Precise Simulation
Administrator
There are currently no explicit listings or documentation of boundary or equation variables.

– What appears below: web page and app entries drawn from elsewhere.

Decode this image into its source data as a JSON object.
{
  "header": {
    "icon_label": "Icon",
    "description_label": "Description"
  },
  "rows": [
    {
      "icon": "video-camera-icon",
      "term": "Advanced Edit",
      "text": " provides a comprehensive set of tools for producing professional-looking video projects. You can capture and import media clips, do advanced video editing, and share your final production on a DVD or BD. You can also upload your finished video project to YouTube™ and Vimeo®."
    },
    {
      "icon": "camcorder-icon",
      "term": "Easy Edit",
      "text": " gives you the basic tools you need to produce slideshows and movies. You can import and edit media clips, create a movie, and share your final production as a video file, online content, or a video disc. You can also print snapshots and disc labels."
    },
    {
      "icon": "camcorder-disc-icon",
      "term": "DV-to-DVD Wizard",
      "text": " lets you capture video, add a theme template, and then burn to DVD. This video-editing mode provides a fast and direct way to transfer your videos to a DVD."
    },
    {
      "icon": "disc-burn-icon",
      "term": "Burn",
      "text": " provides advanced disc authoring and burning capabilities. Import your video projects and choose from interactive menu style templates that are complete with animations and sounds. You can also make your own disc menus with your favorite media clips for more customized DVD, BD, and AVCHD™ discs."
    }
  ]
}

However, if you are familiar with the equations/PDEs you can click on the "edit" button in the "Equation Settings" dialog box and then see that for example the partial differential equation for the Conductive Media DC physics mode written in the FEATool Multiphysics PDE syntax looks like:

    dts_dc*V' - s_dc*(Vx_x + Vy_y + Vz_z) = q_dc

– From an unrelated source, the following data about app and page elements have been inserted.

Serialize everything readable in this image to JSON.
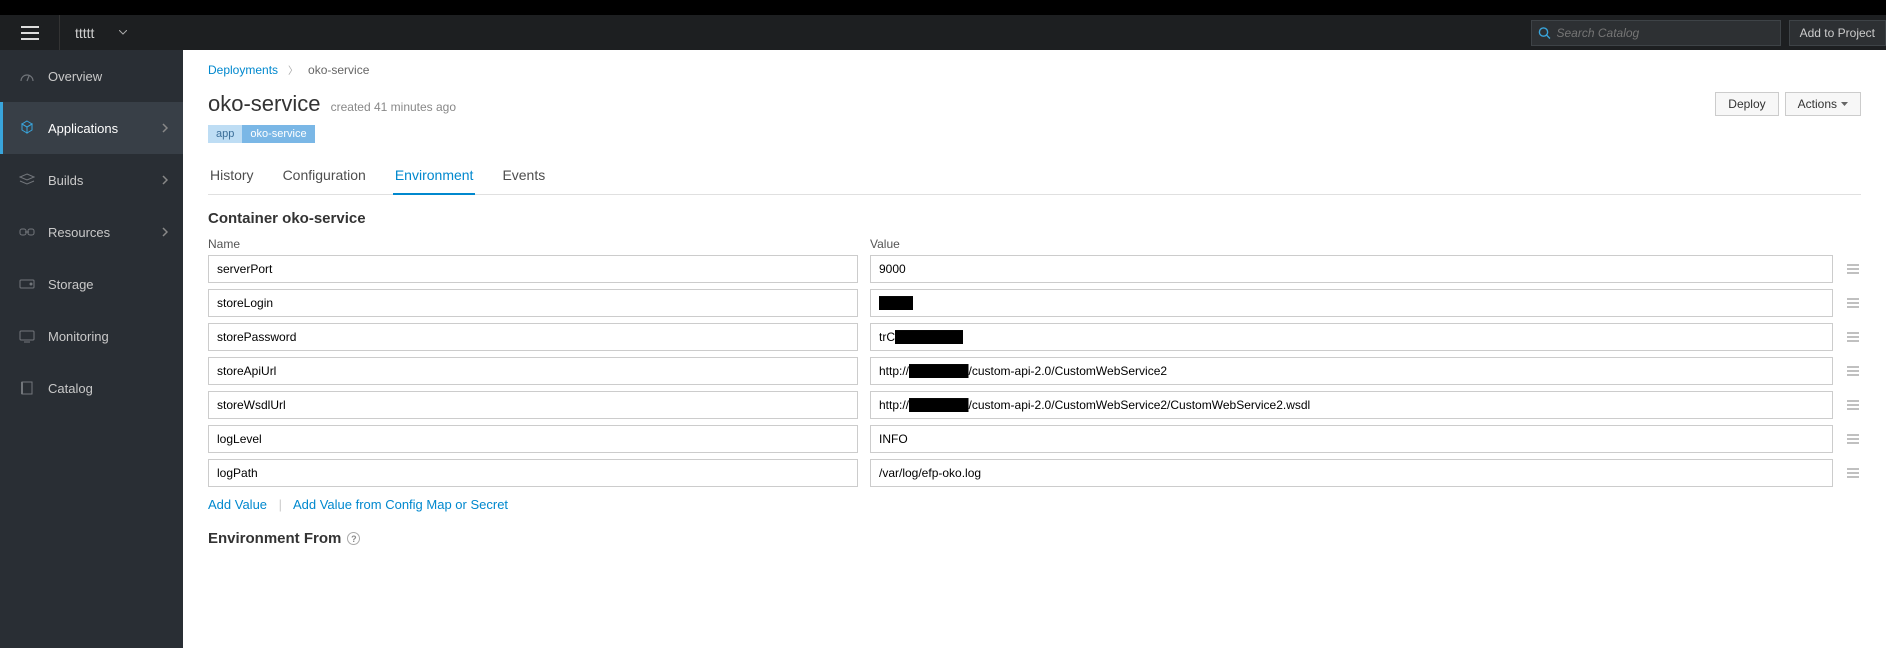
{
  "header": {
    "project_name": "ttttt",
    "search_placeholder": "Search Catalog",
    "add_project_label": "Add to Project"
  },
  "sidebar": {
    "items": [
      {
        "label": "Overview",
        "icon": "dashboard",
        "active": false,
        "expandable": false
      },
      {
        "label": "Applications",
        "icon": "cubes",
        "active": true,
        "expandable": true
      },
      {
        "label": "Builds",
        "icon": "layers",
        "active": false,
        "expandable": true
      },
      {
        "label": "Resources",
        "icon": "chain",
        "active": false,
        "expandable": true
      },
      {
        "label": "Storage",
        "icon": "hdd",
        "active": false,
        "expandable": false
      },
      {
        "label": "Monitoring",
        "icon": "monitor",
        "active": false,
        "expandable": false
      },
      {
        "label": "Catalog",
        "icon": "book",
        "active": false,
        "expandable": false
      }
    ]
  },
  "breadcrumb": {
    "parent": "Deployments",
    "current": "oko-service"
  },
  "page": {
    "title": "oko-service",
    "created_text": "created 41 minutes ago",
    "labels": {
      "key": "app",
      "value": "oko-service"
    },
    "buttons": {
      "deploy": "Deploy",
      "actions": "Actions"
    }
  },
  "tabs": [
    {
      "label": "History",
      "active": false
    },
    {
      "label": "Configuration",
      "active": false
    },
    {
      "label": "Environment",
      "active": true
    },
    {
      "label": "Events",
      "active": false
    }
  ],
  "env": {
    "container_title": "Container oko-service",
    "col_name": "Name",
    "col_value": "Value",
    "rows": [
      {
        "name": "serverPort",
        "value": "9000"
      },
      {
        "name": "storeLogin",
        "value": "████"
      },
      {
        "name": "storePassword",
        "value": "trC████████"
      },
      {
        "name": "storeApiUrl",
        "value": "http://███████/custom-api-2.0/CustomWebService2"
      },
      {
        "name": "storeWsdlUrl",
        "value": "http://███████/custom-api-2.0/CustomWebService2/CustomWebService2.wsdl"
      },
      {
        "name": "logLevel",
        "value": "INFO"
      },
      {
        "name": "logPath",
        "value": "/var/log/efp-oko.log"
      }
    ],
    "add_value": "Add Value",
    "add_from_cm": "Add Value from Config Map or Secret",
    "env_from_title": "Environment From"
  }
}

where "s_dc" can be identified as the conductivity, "q_dc" the current source term, and "dts_dc" time scaling coefficient (V, and Vx is the potential / derivative).

Alternatively, if you have a registered verison you can export the finite element data struct 'fea' to the Matlab workspace and inspect the 'fea.coef' field which lists the coefficients, for example here the DC mode again for two subdomains:

>> fea.coef

ans =

    'dts_dc'         [1x34 char]         [1x24 char]    {1x2 cell}
    's_dc'           [1x20 char]         [1x21 char]    {1x2 cell}
    'q_dc'      '<html>Q</html>'    'Current source'    {1x2 cell}
    'V0_dc'          [1x68 char]         [1x23 char]    {1x2 cell}

>> fea.coef{2,end}

ans =

    's_dc coefficient for subdomain 1'    's_dc coefficient for subdomain 2'

So that effectively the the first colum in "fea.coef" contains the coefficient name, and last colum the coefficient values or expressions for each subdomain (so that when it is evaluated with the function evalexpr it will take the correct value).


randress wrote
Precise Simulation wrote
 you can use the global variable name 's_dc' (short for sigma_DC). When evaluating the expression the software will take what ever value you have entered in the "Subdomain/Equation Settings" dialgo box depending on location/subdomain.
Great.  Thanks for digging that up for me!   Just where is that found - that s_dc is the symbol for sigma_DC?  Sounds like I need to be spending some time studying there :-).

-Randal